*** Stored data Section Begins ***
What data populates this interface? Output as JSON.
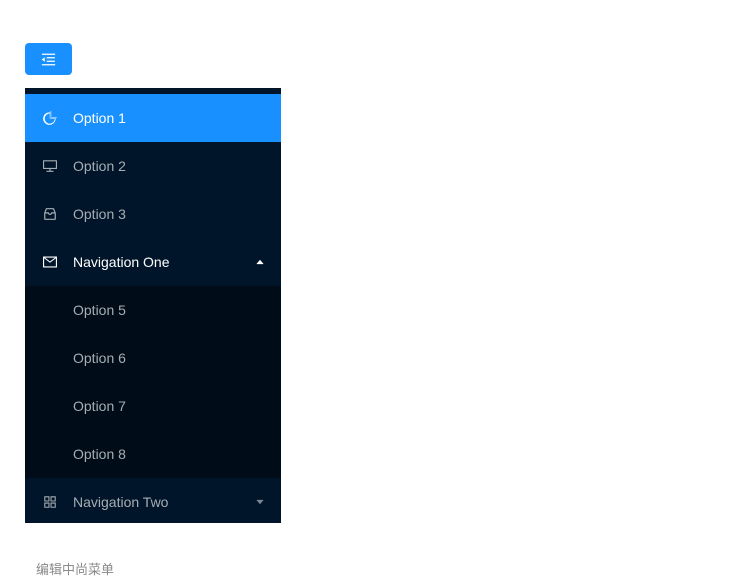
{
  "colors": {
    "accent": "#1890ff",
    "sidebar_bg": "#001529",
    "submenu_bg": "#000c17",
    "menu_text": "#a6adb4",
    "active_text": "#ffffff",
    "page_bg": "#ffffff",
    "caption_text": "#8a8a8a"
  },
  "toggle": {
    "icon": "menu-fold-icon",
    "label": ""
  },
  "sidebar": {
    "items": [
      {
        "label": "Option 1",
        "icon": "pie-chart-icon",
        "active": true,
        "type": "item"
      },
      {
        "label": "Option 2",
        "icon": "desktop-icon",
        "active": false,
        "type": "item"
      },
      {
        "label": "Option 3",
        "icon": "inbox-icon",
        "active": false,
        "type": "item"
      },
      {
        "label": "Navigation One",
        "icon": "mail-icon",
        "arrow": "chevron-up-icon",
        "expanded": true,
        "type": "submenu",
        "children": [
          {
            "label": "Option 5"
          },
          {
            "label": "Option 6"
          },
          {
            "label": "Option 7"
          },
          {
            "label": "Option 8"
          }
        ]
      },
      {
        "label": "Navigation Two",
        "icon": "appstore-grid-icon",
        "arrow": "chevron-down-icon",
        "expanded": false,
        "type": "submenu",
        "children": []
      }
    ]
  },
  "caption": {
    "text": "编辑中尚菜单"
  }
}
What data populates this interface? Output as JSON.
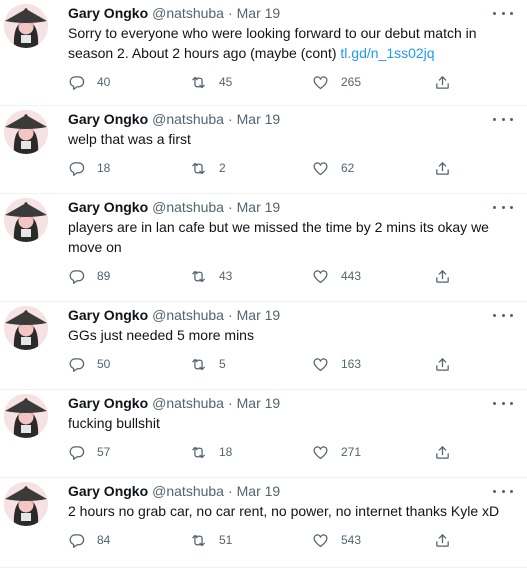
{
  "tweets": [
    {
      "name": "Gary Ongko",
      "handle": "@natshuba",
      "date": "Mar 19",
      "text": "Sorry to everyone who were looking forward to our debut match in season 2. About 2 hours ago (maybe (cont) ",
      "link": "tl.gd/n_1ss02jq",
      "replies": "40",
      "retweets": "45",
      "likes": "265"
    },
    {
      "name": "Gary Ongko",
      "handle": "@natshuba",
      "date": "Mar 19",
      "text": "welp that was a first",
      "link": "",
      "replies": "18",
      "retweets": "2",
      "likes": "62"
    },
    {
      "name": "Gary Ongko",
      "handle": "@natshuba",
      "date": "Mar 19",
      "text": "players are in lan cafe but we missed the time by 2 mins its okay we move on",
      "link": "",
      "replies": "89",
      "retweets": "43",
      "likes": "443"
    },
    {
      "name": "Gary Ongko",
      "handle": "@natshuba",
      "date": "Mar 19",
      "text": "GGs just needed 5 more mins",
      "link": "",
      "replies": "50",
      "retweets": "5",
      "likes": "163"
    },
    {
      "name": "Gary Ongko",
      "handle": "@natshuba",
      "date": "Mar 19",
      "text": "fucking bullshit",
      "link": "",
      "replies": "57",
      "retweets": "18",
      "likes": "271"
    },
    {
      "name": "Gary Ongko",
      "handle": "@natshuba",
      "date": "Mar 19",
      "text": "2 hours no grab car, no car rent, no power, no internet thanks Kyle xD",
      "link": "",
      "replies": "84",
      "retweets": "51",
      "likes": "543"
    }
  ],
  "separator": "·",
  "icons": {
    "avatar": "conical-hat-avatar-icon",
    "more": "more-dots-icon",
    "reply": "reply-bubble-icon",
    "retweet": "retweet-icon",
    "like": "heart-icon",
    "share": "share-icon"
  },
  "colors": {
    "text": "#0f1419",
    "secondary": "#536471",
    "link": "#1d9bf0",
    "divider": "#eff3f4"
  }
}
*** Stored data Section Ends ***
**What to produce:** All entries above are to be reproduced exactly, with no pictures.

**Exercise answer:**
What data populates this interface? Output as JSON.
{
  "colors": {
    "accent": "#1890ff",
    "sidebar_bg": "#001529",
    "submenu_bg": "#000c17",
    "menu_text": "#a6adb4",
    "active_text": "#ffffff",
    "page_bg": "#ffffff",
    "caption_text": "#8a8a8a"
  },
  "toggle": {
    "icon": "menu-fold-icon",
    "label": ""
  },
  "sidebar": {
    "items": [
      {
        "label": "Option 1",
        "icon": "pie-chart-icon",
        "active": true,
        "type": "item"
      },
      {
        "label": "Option 2",
        "icon": "desktop-icon",
        "active": false,
        "type": "item"
      },
      {
        "label": "Option 3",
        "icon": "inbox-icon",
        "active": false,
        "type": "item"
      },
      {
        "label": "Navigation One",
        "icon": "mail-icon",
        "arrow": "chevron-up-icon",
        "expanded": true,
        "type": "submenu",
        "children": [
          {
            "label": "Option 5"
          },
          {
            "label": "Option 6"
          },
          {
            "label": "Option 7"
          },
          {
            "label": "Option 8"
          }
        ]
      },
      {
        "label": "Navigation Two",
        "icon": "appstore-grid-icon",
        "arrow": "chevron-down-icon",
        "expanded": false,
        "type": "submenu",
        "children": []
      }
    ]
  },
  "caption": {
    "text": "编辑中尚菜单"
  }
}
What data populates this interface? Output as JSON.
{
  "tweets": [
    {
      "name": "Gary Ongko",
      "handle": "@natshuba",
      "date": "Mar 19",
      "text": "Sorry to everyone who were looking forward to our debut match in season 2. About 2 hours ago (maybe (cont) ",
      "link": "tl.gd/n_1ss02jq",
      "replies": "40",
      "retweets": "45",
      "likes": "265"
    },
    {
      "name": "Gary Ongko",
      "handle": "@natshuba",
      "date": "Mar 19",
      "text": "welp that was a first",
      "link": "",
      "replies": "18",
      "retweets": "2",
      "likes": "62"
    },
    {
      "name": "Gary Ongko",
      "handle": "@natshuba",
      "date": "Mar 19",
      "text": "players are in lan cafe but we missed the time by 2 mins its okay we move on",
      "link": "",
      "replies": "89",
      "retweets": "43",
      "likes": "443"
    },
    {
      "name": "Gary Ongko",
      "handle": "@natshuba",
      "date": "Mar 19",
      "text": "GGs just needed 5 more mins",
      "link": "",
      "replies": "50",
      "retweets": "5",
      "likes": "163"
    },
    {
      "name": "Gary Ongko",
      "handle": "@natshuba",
      "date": "Mar 19",
      "text": "fucking bullshit",
      "link": "",
      "replies": "57",
      "retweets": "18",
      "likes": "271"
    },
    {
      "name": "Gary Ongko",
      "handle": "@natshuba",
      "date": "Mar 19",
      "text": "2 hours no grab car, no car rent, no power, no internet thanks Kyle xD",
      "link": "",
      "replies": "84",
      "retweets": "51",
      "likes": "543"
    }
  ],
  "separator": "·",
  "icons": {
    "avatar": "conical-hat-avatar-icon",
    "more": "more-dots-icon",
    "reply": "reply-bubble-icon",
    "retweet": "retweet-icon",
    "like": "heart-icon",
    "share": "share-icon"
  },
  "colors": {
    "text": "#0f1419",
    "secondary": "#536471",
    "link": "#1d9bf0",
    "divider": "#eff3f4"
  }
}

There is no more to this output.